__Exercise goal__
All of the entries need to be repeated exactly. Leave nothing out.

*** Opening Data supplied ***

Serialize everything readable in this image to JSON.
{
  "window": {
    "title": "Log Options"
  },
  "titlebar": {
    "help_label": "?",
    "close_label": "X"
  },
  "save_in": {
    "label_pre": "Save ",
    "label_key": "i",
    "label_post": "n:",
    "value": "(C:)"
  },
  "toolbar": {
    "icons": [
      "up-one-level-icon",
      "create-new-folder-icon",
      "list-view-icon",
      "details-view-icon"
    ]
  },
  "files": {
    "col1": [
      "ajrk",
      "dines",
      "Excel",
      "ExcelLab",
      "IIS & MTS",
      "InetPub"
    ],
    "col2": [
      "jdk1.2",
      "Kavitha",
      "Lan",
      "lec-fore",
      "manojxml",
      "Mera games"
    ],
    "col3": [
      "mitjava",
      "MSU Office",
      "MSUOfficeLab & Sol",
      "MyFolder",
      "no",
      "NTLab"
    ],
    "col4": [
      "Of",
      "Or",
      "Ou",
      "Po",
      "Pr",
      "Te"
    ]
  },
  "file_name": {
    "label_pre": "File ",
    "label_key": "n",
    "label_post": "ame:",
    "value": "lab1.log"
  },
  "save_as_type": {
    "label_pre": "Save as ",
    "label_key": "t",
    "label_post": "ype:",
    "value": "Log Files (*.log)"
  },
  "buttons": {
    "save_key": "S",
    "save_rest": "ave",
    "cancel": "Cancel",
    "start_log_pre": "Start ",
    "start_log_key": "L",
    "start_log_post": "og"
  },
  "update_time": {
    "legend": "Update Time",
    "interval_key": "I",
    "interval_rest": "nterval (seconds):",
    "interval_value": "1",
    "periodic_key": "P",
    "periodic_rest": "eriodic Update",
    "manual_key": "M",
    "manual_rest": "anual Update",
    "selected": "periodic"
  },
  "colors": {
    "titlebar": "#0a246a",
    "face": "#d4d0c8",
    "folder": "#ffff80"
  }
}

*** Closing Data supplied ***

__Solved problem__
Serialize everything readable in this image to JSON.
{
  "window": {
    "title": "Log Options"
  },
  "titlebar": {
    "help_label": "?",
    "close_label": "X"
  },
  "save_in": {
    "label_pre": "Save ",
    "label_key": "i",
    "label_post": "n:",
    "value": "(C:)"
  },
  "toolbar": {
    "icons": [
      "up-one-level-icon",
      "create-new-folder-icon",
      "list-view-icon",
      "details-view-icon"
    ]
  },
  "files": {
    "col1": [
      "ajrk",
      "dines",
      "Excel",
      "ExcelLab",
      "IIS & MTS",
      "InetPub"
    ],
    "col2": [
      "jdk1.2",
      "Kavitha",
      "Lan",
      "lec-fore",
      "manojxml",
      "Mera games"
    ],
    "col3": [
      "mitjava",
      "MSU Office",
      "MSUOfficeLab & Sol",
      "MyFolder",
      "no",
      "NTLab"
    ],
    "col4": [
      "Of",
      "Or",
      "Ou",
      "Po",
      "Pr",
      "Te"
    ]
  },
  "file_name": {
    "label_pre": "File ",
    "label_key": "n",
    "label_post": "ame:",
    "value": "lab1.log"
  },
  "save_as_type": {
    "label_pre": "Save as ",
    "label_key": "t",
    "label_post": "ype:",
    "value": "Log Files (*.log)"
  },
  "buttons": {
    "save_key": "S",
    "save_rest": "ave",
    "cancel": "Cancel",
    "start_log_pre": "Start ",
    "start_log_key": "L",
    "start_log_post": "og"
  },
  "update_time": {
    "legend": "Update Time",
    "interval_key": "I",
    "interval_rest": "nterval (seconds):",
    "interval_value": "1",
    "periodic_key": "P",
    "periodic_rest": "eriodic Update",
    "manual_key": "M",
    "manual_rest": "anual Update",
    "selected": "periodic"
  },
  "colors": {
    "titlebar": "#0a246a",
    "face": "#d4d0c8",
    "folder": "#ffff80"
  }
}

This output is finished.